● **Work instructions**: Show every line of the data that includes the word "files".

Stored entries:
------------------------------------------------------------

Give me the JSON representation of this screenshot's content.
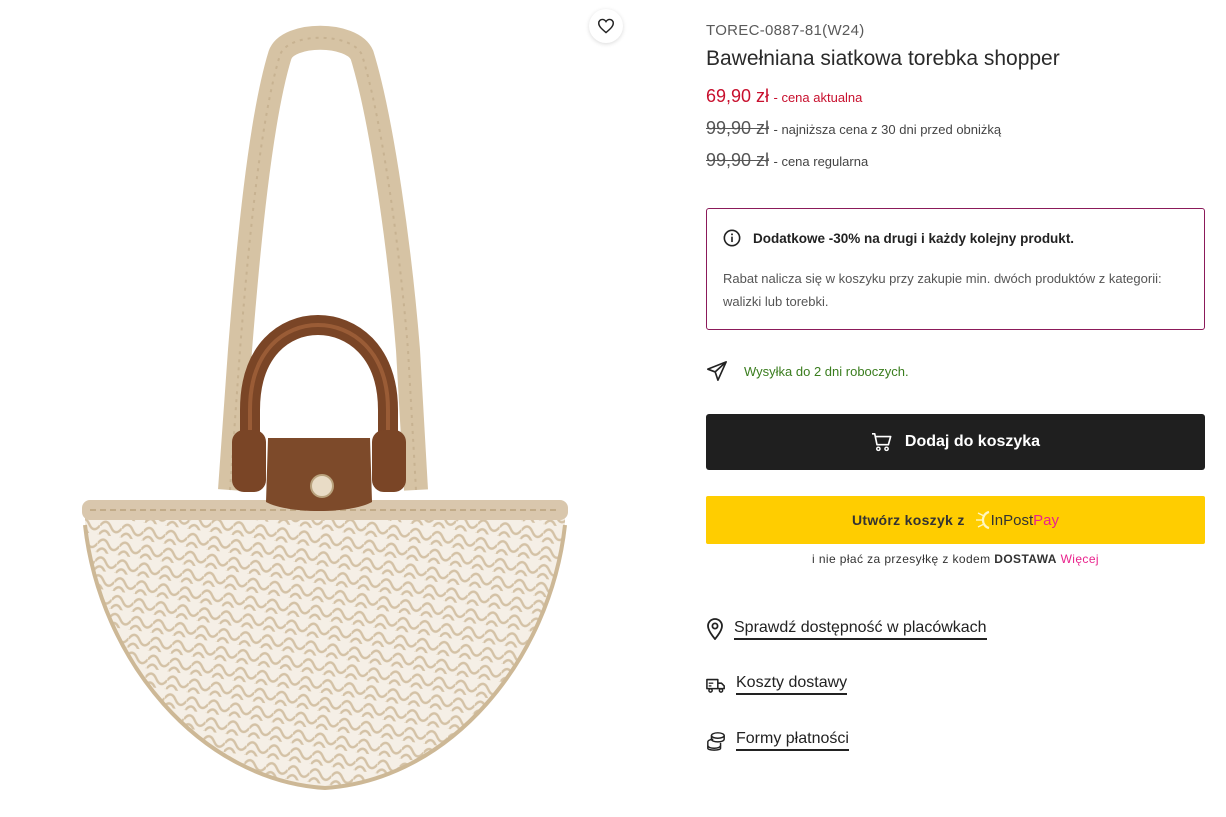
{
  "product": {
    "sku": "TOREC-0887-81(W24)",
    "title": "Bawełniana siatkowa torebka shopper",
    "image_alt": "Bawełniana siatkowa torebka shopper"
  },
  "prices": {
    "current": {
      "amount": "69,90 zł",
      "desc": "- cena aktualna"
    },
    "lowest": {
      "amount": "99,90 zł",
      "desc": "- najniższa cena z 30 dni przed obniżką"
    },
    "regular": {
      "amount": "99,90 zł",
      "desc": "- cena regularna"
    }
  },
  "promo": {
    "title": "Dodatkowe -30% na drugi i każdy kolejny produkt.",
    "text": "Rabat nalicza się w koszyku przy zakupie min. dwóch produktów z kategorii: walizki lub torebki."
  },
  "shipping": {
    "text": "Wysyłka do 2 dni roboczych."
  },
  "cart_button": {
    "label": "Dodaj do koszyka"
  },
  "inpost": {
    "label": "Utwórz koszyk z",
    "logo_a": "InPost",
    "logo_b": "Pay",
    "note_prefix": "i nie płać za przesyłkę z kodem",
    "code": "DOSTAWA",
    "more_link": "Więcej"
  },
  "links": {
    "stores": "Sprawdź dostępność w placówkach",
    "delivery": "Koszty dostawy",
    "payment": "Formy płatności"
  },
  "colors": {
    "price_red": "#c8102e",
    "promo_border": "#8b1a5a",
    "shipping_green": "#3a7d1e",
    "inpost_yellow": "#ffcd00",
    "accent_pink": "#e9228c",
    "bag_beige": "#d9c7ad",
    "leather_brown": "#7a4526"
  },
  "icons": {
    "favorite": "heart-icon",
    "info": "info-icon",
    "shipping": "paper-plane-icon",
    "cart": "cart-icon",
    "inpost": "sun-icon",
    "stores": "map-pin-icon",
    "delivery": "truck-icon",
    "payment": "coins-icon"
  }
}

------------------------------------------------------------

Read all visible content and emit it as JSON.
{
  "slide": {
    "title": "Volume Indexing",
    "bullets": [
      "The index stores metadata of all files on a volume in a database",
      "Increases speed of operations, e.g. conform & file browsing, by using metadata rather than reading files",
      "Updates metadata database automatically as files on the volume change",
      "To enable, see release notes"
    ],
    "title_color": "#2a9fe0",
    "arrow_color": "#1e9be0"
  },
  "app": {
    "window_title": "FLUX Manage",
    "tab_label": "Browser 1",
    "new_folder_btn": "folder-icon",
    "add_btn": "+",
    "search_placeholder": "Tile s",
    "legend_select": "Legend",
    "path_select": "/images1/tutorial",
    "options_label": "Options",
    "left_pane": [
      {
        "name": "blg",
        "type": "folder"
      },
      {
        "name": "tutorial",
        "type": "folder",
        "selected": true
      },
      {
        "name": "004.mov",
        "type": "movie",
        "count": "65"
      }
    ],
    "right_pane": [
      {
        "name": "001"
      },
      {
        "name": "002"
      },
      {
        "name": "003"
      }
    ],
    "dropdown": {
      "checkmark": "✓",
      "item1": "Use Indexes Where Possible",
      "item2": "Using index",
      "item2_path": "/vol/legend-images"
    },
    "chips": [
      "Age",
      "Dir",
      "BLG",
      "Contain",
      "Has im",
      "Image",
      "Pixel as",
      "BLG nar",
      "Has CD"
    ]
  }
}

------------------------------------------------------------

● **Written solution**:
      "The index stores metadata of all files on a volume in a database",
      "Increases speed of operations, e.g. conform & file browsing, by using metadata rather than reading files",
      "Updates metadata database automatically as files on the volume change",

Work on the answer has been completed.